> Problem description:
Using the listing below, show all lines that hold the word "JSON".

> Information shown:
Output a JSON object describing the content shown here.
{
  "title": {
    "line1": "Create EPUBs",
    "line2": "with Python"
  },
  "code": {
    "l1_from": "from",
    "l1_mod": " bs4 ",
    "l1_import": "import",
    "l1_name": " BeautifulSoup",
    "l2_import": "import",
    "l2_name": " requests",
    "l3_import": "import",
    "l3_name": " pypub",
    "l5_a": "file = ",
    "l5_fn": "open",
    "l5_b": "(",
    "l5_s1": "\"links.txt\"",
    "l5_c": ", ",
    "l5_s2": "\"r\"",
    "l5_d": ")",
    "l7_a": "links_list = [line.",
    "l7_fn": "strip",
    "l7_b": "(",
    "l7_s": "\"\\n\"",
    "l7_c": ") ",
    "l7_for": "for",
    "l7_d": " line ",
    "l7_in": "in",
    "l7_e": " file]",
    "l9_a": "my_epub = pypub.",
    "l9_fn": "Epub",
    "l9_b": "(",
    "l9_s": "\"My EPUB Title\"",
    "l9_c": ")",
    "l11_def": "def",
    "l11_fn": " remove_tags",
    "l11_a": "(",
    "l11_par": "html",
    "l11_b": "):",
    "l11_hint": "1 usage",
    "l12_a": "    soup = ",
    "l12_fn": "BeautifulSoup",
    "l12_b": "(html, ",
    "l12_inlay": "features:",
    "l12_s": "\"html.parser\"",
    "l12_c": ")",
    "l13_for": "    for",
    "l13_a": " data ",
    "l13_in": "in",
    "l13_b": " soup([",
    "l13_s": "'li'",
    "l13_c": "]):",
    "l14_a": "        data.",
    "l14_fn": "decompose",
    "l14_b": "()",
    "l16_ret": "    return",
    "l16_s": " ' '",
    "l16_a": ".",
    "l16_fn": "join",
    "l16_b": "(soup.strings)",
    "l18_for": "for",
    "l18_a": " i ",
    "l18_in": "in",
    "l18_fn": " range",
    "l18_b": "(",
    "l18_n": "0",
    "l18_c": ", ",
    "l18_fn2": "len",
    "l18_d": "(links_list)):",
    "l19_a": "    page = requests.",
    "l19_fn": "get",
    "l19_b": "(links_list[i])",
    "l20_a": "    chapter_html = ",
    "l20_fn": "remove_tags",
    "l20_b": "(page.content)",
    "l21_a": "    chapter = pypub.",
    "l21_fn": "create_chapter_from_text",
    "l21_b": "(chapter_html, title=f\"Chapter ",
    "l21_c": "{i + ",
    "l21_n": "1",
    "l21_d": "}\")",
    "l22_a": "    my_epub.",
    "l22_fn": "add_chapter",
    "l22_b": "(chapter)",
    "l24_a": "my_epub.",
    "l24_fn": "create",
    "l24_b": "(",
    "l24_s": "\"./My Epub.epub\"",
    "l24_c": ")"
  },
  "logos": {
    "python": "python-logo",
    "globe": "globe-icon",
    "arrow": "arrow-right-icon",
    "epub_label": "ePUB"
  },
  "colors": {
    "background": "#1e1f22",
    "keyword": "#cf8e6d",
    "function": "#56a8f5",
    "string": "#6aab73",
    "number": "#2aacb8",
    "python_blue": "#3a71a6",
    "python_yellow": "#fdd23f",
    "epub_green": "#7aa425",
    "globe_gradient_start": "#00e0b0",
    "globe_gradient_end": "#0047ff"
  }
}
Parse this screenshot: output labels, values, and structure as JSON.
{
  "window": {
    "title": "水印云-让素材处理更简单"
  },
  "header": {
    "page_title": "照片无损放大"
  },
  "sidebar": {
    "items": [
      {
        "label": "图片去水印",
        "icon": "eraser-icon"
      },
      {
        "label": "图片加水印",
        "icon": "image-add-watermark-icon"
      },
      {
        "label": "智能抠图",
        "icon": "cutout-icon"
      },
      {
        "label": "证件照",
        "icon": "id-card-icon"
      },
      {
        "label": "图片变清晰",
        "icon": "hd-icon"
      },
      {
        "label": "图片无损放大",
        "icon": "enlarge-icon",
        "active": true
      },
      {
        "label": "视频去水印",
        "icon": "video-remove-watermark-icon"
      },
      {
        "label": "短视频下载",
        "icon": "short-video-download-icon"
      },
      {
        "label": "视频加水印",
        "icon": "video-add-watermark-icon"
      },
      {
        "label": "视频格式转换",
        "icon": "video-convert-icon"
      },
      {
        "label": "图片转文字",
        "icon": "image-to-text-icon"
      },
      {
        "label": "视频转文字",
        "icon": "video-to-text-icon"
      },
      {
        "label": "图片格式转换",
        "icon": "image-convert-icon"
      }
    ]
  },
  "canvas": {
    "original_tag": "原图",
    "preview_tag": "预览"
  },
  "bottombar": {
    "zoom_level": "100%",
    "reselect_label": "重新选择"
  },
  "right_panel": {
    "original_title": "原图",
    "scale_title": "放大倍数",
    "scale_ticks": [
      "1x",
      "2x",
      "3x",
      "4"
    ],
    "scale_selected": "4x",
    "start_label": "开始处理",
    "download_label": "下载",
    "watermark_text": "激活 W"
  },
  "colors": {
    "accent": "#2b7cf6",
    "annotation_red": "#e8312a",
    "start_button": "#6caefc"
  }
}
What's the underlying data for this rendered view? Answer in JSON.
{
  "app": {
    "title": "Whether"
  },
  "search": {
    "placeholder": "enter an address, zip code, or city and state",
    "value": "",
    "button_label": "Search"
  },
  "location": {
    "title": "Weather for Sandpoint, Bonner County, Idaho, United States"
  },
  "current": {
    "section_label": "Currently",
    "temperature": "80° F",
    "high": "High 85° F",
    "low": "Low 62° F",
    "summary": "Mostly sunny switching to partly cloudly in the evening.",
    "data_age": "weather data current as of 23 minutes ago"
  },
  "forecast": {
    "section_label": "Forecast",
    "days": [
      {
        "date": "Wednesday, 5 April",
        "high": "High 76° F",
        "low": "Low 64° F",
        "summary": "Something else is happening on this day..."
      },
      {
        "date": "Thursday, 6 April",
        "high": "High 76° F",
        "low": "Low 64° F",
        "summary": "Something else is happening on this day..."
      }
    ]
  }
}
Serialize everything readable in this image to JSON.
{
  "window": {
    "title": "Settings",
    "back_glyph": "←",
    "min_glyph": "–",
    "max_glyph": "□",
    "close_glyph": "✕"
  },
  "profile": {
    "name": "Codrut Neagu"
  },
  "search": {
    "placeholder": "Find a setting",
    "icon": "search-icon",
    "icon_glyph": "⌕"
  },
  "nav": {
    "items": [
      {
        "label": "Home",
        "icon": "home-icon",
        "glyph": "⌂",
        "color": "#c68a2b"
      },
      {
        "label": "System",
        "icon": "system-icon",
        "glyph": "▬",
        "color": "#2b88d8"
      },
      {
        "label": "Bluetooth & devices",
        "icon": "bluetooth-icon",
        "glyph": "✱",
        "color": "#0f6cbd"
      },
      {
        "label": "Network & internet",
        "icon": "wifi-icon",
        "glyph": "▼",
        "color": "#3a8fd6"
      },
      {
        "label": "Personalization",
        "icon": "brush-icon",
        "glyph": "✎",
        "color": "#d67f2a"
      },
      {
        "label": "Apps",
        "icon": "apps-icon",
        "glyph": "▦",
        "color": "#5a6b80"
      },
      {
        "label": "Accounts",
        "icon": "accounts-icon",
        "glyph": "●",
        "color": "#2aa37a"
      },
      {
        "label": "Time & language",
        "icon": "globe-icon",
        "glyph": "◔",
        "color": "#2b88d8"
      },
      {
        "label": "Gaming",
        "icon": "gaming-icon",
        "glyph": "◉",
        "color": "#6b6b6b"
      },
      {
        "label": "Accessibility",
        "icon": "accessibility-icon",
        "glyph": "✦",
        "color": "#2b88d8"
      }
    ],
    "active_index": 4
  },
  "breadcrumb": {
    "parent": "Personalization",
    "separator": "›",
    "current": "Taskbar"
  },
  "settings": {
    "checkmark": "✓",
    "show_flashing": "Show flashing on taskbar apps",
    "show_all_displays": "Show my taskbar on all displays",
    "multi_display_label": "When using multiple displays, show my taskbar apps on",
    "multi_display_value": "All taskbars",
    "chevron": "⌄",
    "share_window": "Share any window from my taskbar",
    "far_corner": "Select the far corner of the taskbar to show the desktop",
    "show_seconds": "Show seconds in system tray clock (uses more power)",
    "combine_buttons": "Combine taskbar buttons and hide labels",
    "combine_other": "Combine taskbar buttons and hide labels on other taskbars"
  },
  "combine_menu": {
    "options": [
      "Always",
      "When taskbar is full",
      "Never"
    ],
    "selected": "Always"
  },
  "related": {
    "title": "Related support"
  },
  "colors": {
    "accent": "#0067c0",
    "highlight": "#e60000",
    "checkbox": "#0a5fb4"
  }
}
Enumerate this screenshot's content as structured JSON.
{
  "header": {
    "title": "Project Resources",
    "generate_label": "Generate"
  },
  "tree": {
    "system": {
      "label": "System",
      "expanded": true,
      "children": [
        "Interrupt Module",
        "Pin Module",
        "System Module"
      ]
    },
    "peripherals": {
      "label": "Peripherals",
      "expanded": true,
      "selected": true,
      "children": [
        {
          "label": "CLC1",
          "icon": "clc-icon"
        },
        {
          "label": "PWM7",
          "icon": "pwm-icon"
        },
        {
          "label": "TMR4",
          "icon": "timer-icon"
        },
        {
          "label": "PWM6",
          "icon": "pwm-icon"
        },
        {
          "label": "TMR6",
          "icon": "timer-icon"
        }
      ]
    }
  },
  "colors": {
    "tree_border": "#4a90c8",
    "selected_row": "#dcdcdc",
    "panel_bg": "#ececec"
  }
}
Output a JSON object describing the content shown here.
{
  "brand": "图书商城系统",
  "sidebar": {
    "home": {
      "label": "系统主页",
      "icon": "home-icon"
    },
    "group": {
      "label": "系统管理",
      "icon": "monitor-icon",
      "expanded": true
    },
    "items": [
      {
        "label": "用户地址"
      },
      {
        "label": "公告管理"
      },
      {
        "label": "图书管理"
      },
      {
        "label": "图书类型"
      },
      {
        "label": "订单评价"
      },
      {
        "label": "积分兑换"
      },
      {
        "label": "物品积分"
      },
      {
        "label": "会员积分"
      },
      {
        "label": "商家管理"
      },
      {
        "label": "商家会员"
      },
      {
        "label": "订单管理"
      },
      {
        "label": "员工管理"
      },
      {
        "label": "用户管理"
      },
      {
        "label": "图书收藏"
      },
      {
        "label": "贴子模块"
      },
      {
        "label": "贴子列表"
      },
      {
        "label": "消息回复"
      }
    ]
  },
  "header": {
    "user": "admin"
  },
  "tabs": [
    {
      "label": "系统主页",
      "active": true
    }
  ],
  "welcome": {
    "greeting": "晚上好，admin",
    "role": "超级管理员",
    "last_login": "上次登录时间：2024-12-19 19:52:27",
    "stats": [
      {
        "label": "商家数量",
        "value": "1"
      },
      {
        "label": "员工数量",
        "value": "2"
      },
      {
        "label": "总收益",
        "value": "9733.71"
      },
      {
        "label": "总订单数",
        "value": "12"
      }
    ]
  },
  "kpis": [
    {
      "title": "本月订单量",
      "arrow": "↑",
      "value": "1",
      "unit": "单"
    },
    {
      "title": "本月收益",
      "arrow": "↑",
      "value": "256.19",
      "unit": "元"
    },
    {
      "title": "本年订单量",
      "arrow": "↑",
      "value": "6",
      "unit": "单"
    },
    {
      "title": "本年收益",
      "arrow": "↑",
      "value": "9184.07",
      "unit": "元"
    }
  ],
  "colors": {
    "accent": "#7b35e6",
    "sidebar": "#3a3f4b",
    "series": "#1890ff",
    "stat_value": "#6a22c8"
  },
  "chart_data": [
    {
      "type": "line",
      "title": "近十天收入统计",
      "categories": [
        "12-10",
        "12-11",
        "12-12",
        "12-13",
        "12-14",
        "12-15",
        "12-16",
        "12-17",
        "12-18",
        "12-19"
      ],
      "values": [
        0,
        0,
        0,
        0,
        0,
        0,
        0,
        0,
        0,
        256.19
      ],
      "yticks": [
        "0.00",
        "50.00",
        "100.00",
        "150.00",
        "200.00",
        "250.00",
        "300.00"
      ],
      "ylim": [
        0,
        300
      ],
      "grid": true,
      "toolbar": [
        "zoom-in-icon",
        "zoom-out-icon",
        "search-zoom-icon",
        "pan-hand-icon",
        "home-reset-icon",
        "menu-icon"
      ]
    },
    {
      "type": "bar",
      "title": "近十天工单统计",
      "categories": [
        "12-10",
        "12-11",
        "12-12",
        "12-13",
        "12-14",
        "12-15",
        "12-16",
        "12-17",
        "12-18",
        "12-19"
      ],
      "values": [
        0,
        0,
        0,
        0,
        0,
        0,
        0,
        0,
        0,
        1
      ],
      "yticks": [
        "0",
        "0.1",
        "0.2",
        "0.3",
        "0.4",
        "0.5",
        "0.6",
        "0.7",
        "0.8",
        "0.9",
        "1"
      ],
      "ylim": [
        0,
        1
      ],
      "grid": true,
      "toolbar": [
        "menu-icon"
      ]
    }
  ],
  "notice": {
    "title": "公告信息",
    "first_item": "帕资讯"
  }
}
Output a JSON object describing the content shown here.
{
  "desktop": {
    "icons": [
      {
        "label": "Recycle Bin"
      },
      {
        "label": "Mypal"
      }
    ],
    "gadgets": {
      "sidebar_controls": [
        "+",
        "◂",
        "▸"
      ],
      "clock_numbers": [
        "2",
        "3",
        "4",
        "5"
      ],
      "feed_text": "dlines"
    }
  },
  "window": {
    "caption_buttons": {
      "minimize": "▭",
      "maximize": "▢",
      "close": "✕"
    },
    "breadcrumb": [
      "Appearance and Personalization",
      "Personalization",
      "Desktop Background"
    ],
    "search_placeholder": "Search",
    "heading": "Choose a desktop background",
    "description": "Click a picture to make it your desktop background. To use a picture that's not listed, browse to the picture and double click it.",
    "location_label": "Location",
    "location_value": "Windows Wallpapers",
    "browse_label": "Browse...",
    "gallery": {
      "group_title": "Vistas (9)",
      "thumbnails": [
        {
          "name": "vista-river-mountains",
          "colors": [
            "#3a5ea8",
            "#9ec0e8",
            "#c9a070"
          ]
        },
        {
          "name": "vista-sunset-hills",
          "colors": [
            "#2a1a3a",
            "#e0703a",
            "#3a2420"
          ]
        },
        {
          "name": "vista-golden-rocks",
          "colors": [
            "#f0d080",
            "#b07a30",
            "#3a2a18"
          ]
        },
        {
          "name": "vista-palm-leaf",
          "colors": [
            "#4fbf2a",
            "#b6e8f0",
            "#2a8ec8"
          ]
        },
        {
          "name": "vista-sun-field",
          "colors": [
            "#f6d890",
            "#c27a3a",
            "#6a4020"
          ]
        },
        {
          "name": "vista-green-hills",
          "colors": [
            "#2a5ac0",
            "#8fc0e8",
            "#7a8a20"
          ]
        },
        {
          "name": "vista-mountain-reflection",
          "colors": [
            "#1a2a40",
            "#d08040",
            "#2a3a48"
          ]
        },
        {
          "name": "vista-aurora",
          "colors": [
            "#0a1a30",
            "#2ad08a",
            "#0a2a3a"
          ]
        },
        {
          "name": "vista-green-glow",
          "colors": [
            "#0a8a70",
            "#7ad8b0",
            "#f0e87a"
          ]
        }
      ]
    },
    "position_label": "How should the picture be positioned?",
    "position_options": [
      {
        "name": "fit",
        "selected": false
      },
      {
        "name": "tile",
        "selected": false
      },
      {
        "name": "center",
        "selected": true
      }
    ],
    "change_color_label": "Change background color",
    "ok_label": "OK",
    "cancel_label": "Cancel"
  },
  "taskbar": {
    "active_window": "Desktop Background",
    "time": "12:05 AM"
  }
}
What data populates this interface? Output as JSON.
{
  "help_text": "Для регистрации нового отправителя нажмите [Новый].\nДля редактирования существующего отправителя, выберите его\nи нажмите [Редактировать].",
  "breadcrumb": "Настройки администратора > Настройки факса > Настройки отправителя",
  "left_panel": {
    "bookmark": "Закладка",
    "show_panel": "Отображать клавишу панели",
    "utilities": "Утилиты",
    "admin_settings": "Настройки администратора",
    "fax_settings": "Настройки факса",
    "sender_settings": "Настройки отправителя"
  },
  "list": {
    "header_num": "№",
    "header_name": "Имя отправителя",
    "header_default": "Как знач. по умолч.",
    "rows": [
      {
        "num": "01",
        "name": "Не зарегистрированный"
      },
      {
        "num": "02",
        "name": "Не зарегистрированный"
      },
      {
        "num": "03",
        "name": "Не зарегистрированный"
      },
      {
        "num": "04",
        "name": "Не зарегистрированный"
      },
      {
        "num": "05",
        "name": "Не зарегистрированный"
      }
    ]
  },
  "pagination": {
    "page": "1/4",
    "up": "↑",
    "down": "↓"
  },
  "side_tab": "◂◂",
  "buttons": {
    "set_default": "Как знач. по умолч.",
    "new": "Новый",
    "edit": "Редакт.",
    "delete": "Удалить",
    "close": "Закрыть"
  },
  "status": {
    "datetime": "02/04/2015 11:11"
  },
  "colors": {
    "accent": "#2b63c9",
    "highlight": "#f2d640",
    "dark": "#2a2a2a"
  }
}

> Your response:
Output a JSON object describing the content shown here.
Parse this screenshot: output labels, values, and structure as JSON.
What's the underlying data for this rendered view? Answer in JSON.
Serialize everything readable in this image to JSON.
Enumerate this screenshot's content as structured JSON.
Output a JSON object describing the content shown here.
Output a JSON object describing the content shown here.
What data populates this interface? Output as JSON.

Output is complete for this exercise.